Citation: Hippen KL, Loschi M, Nicholls J, MacDonald KPA and Blazar BR (2018) Effects of MicroRNA on Regulatory T Cells and Implications for Adoptive Cellular Therapy to Ameliorate Graft-versus-Host Disease. Front. Immunol. 9:57. doi: 10.3389/fimmu.2018.00057
Received: 31 October 2017; Accepted: 09 January 2018;
Published: 31 January 2018
Edited by:Pavan Reddy, University of Michigan, United States
Reviewed by:Sergio Querol, Banc de Sang i Teixits, Spain
Philippe Saas, INSERM UMR1098 Interactions Hôte-Greffon-Tumeur & Ingénierie Cellulaire et Génique, France
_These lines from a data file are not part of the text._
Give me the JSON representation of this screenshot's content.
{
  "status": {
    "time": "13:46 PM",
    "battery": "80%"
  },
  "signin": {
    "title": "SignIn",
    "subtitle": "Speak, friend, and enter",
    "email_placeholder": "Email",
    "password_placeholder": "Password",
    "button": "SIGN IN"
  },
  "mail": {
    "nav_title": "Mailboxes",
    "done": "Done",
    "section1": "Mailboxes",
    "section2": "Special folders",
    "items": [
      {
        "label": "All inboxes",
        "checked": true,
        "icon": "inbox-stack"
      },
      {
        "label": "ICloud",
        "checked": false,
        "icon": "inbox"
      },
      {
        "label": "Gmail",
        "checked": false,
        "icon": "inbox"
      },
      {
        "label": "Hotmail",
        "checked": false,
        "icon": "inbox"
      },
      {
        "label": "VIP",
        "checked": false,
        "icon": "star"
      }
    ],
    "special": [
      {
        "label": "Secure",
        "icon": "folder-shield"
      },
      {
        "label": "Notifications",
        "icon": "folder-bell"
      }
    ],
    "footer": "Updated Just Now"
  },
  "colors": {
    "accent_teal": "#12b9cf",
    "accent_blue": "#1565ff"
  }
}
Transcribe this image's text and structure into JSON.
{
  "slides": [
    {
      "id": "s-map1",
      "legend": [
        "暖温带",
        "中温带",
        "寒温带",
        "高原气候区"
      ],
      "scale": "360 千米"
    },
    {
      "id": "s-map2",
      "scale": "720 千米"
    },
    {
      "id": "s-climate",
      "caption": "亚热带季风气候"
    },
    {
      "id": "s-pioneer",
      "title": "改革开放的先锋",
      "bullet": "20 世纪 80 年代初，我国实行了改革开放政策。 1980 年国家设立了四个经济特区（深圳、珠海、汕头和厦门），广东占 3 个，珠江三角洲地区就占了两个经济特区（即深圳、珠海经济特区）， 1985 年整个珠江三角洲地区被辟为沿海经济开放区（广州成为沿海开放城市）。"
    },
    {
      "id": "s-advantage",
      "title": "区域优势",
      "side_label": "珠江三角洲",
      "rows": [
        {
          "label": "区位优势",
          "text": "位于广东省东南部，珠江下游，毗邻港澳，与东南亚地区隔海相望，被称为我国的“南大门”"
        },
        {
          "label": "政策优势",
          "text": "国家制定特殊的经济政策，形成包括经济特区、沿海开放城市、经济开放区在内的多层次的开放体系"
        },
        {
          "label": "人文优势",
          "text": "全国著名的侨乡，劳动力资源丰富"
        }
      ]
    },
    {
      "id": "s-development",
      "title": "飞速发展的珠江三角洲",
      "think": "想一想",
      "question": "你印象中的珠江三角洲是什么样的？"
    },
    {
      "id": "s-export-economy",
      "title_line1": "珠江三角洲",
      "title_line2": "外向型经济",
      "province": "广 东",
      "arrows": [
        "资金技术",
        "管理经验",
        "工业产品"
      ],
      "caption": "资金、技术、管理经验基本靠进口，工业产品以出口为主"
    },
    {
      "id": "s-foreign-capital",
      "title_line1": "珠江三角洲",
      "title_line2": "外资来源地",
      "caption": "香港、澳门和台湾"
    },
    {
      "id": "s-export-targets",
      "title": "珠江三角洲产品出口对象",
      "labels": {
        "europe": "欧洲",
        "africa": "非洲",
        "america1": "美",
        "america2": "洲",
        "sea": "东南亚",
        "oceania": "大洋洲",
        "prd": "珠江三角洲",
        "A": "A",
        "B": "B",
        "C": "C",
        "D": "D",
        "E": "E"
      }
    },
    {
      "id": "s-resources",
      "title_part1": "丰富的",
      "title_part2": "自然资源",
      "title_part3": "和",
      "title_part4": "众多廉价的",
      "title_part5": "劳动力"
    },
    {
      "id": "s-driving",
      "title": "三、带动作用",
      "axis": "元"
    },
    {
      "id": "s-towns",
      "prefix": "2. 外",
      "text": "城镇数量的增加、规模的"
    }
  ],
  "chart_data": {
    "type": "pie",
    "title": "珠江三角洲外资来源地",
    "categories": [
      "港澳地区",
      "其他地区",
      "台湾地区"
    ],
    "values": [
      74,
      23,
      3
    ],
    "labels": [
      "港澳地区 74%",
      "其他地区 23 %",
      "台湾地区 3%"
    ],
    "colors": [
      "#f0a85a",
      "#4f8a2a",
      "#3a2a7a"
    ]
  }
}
Copyright: © 2018 Hippen, Loschi, Nicholls, MacDonald and Blazar. This is an open-access article distributed under the terms of the Creative Commons Attribution License (CC BY). The use, distribution or reproduction in other forums is permitted, provided the original author(s) and the copyright owner are credited and that the original publication in this journal is cited, in accordance with accepted academic practice. No use, distribution or reproduction is permitted which does not comply with these terms.